Posted: December 10, 2014

Penn State Extension Dairy Team and Center for Dairy Excellence created publications to help producers detect and correct problems early.

Producers can now benefit from two publications that monitor milk production and feeding intake, helping to detect problems before they turn into major bottlenecks. The publications, both available in hard copies or for any mobile platform, were developed jointly by the Penn State Extension Dairy Team and the Center for Dairy Excellence. Titled "Milk Production Records for Management Control" and "Feeding Records for Management Control," they allow production and feed intakes to be monitored daily - and easily.

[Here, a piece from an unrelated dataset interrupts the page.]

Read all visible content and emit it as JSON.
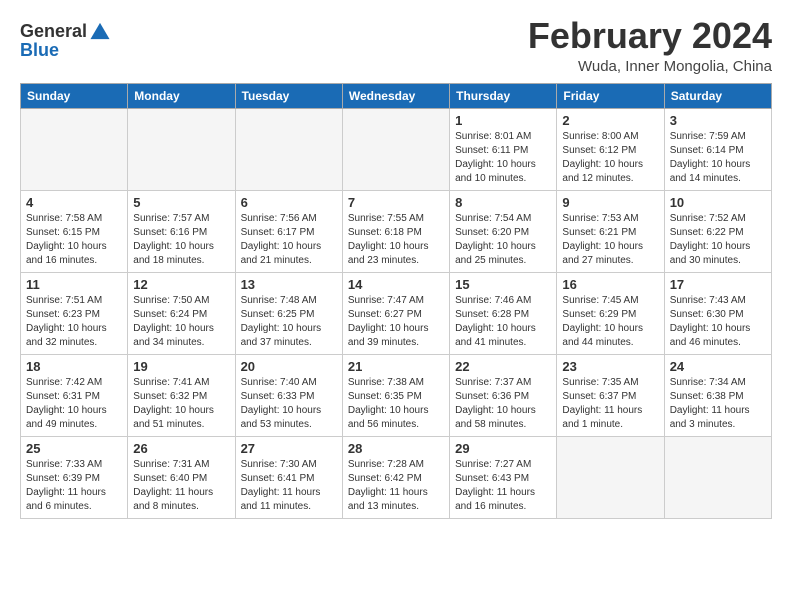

The milk production recording calendar is set up so the user can enter the bulk tank milk weights, the number of cows going into the tank, and the amount of any waste milk used for calves. The producer can calculate the actual milk production per cow from the tank and graph production along with component information. There is a comment box so events that happened on a particular day can be recorded, helping to explain why cows may have gone up or down in production. The hard copy can be hung in the milk house so information can be easily added on a daily or every other day basis. This could be used for profit team meetings to evaluate how cows are performing on a regular basis compared to relying on DHIA records only, which examine the herd at a single time point.

The feeding record calendar can be kept with the feeder and the daily batch weights recorded.  The number of cows fed and refusals should also be recorded. This is the preferred approach for monitoring intakes compared to the formulated diet on a per cow basis. Recording the batch weights, number of cows and refusals makes it easier to monitor over time how consistent intakes are or if there is a lot of variability. Acomment box can be used to record any noteworthy events that may have impacted the herd or group's intakes. If dry matters are tested on the ration, actual dry matter intakes could be graphed along with the as-fed intakes. This would be another nice addition to any profit team meeting to evaluate how cows or groups of cows are doing and making any connections to milk production or management changes implemented.

The mobile application version of these hard copies has the advantage of calculations being done automatically when information is entered for either milk production or feeding. The other advantage is data can be graphed over several months or for one particular month. The feeding portion of the app has a lot more flexibility in regards to the number of groups that can be monitored. In addition to the lactating cows, dry cows and heifers could be monitored. This mobile application was developed so it can be used on any platform, including a desktop computer.

These resources could be used along with monitoring income over feed costs. With the milk production and feeding record tools, more precise information on average milk production and feed costs should be possible. Without adding a lot of extra work by employees, critical information pertaining to animal performance as well as economics could be maintained and used for discussions with the producer's key consultants.


Information on obtaining the hard copies and how to use the mobile application can be found at http://extension.psu.edu/animals/dairy/business-management/mobile-apps. The mobile application is available at www.ahg.com:8180/PSURecords/html.

For more information, contact Virginia Ishler, vishler@psu.edu, 814-863-3912.